> _THE PROBLEM_:
Determine how many lines of the material hold the word "which", and answer with the number only.

> _INPUT DATA_:

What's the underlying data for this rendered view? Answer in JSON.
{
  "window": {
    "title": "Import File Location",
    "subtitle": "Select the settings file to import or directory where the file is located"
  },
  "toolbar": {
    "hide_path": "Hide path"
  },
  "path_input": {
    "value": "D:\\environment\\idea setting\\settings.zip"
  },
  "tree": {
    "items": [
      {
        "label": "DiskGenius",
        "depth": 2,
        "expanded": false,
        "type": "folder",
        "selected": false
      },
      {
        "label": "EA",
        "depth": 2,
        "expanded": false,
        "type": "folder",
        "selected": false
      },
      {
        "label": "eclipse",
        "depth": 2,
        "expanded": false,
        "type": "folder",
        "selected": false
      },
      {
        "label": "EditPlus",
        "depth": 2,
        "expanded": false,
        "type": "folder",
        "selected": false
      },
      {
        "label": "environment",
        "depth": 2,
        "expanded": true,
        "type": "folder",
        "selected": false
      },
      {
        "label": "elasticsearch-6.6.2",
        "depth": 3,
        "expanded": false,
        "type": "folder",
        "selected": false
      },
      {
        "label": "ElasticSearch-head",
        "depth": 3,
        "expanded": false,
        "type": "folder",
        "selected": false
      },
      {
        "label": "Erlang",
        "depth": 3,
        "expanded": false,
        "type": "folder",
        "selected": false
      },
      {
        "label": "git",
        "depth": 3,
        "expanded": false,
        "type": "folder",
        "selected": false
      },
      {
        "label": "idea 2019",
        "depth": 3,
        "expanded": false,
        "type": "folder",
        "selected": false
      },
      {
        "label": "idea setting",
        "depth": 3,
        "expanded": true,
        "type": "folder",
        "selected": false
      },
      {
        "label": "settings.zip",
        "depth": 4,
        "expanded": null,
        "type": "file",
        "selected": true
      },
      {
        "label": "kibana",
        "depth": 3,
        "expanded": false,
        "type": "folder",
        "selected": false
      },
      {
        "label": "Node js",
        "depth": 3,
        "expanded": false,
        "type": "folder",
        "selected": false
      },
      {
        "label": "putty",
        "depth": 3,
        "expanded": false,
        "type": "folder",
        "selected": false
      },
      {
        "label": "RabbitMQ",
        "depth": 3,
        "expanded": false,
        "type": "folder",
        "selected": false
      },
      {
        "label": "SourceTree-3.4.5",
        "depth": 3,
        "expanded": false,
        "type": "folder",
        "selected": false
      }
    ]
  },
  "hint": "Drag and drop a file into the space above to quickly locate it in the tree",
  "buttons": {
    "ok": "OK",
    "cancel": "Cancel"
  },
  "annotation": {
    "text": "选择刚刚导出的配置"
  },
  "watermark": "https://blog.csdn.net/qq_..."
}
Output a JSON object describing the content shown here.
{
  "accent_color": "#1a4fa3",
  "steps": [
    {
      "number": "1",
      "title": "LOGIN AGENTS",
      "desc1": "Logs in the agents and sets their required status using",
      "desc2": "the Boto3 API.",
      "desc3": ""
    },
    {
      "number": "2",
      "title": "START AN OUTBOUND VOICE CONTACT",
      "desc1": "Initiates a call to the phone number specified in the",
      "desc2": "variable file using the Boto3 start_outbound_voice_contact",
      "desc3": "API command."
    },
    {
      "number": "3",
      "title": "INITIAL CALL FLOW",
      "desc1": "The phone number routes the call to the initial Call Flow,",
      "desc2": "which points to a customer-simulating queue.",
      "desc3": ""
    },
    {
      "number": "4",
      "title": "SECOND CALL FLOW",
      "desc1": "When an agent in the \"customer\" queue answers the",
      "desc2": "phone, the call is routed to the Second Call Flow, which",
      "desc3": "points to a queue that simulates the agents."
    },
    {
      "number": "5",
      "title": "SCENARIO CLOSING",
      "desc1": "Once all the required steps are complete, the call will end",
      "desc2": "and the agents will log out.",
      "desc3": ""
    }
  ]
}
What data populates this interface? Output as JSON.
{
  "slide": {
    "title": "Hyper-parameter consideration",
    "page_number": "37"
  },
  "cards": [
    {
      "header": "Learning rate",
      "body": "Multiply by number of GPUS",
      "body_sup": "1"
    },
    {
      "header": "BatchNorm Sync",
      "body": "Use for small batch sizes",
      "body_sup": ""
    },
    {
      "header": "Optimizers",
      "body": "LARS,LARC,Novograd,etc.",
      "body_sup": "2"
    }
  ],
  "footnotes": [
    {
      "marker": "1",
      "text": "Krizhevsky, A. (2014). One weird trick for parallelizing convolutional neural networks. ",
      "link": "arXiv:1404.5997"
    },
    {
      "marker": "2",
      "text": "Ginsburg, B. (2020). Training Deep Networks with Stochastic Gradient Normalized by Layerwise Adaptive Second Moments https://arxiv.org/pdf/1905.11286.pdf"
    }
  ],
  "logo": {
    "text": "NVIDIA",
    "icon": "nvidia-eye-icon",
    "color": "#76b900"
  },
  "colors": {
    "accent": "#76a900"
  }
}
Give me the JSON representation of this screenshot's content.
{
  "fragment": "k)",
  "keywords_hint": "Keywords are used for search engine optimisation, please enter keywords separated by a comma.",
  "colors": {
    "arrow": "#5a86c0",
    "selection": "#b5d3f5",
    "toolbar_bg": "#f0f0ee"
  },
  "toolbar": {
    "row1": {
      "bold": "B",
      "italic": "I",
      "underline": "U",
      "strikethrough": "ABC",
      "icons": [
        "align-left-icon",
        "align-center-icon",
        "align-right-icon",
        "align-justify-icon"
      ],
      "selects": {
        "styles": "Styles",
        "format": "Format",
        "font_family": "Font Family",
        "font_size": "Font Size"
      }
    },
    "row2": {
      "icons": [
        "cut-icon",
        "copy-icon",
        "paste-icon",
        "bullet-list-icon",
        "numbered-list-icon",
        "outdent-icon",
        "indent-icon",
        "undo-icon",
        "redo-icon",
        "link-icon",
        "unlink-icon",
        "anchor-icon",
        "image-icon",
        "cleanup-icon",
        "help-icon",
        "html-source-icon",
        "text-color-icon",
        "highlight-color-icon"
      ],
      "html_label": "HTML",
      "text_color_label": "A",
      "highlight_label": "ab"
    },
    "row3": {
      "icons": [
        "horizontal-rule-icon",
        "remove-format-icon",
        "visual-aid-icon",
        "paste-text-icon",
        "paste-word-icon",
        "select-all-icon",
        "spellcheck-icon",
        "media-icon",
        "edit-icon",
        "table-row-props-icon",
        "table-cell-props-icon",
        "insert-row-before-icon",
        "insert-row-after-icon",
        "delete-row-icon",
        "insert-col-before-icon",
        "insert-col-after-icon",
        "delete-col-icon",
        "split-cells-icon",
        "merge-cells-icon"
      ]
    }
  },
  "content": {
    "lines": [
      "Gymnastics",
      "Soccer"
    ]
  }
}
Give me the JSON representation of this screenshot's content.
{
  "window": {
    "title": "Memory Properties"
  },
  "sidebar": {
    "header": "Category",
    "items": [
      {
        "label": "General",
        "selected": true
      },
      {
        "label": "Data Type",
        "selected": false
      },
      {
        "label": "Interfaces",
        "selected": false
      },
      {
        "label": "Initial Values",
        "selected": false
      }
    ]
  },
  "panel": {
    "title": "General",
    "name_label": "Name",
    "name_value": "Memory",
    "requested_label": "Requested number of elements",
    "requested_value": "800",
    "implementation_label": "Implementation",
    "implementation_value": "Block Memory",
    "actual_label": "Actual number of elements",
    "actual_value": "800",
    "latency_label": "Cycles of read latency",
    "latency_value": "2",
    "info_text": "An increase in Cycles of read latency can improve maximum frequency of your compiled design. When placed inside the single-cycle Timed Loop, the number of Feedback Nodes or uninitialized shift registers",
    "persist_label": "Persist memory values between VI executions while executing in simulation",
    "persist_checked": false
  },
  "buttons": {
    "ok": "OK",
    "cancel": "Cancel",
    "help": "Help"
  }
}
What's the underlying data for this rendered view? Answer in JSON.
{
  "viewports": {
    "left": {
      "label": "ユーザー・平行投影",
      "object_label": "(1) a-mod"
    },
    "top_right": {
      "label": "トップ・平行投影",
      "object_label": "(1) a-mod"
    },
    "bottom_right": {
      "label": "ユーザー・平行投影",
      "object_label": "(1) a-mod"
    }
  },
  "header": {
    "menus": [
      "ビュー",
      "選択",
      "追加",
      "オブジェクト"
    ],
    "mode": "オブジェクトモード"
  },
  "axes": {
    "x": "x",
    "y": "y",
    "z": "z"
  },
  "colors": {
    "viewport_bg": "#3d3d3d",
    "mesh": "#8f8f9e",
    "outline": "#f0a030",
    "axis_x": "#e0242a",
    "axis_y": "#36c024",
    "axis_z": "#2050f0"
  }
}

> _OUTPUT BELOW_:
2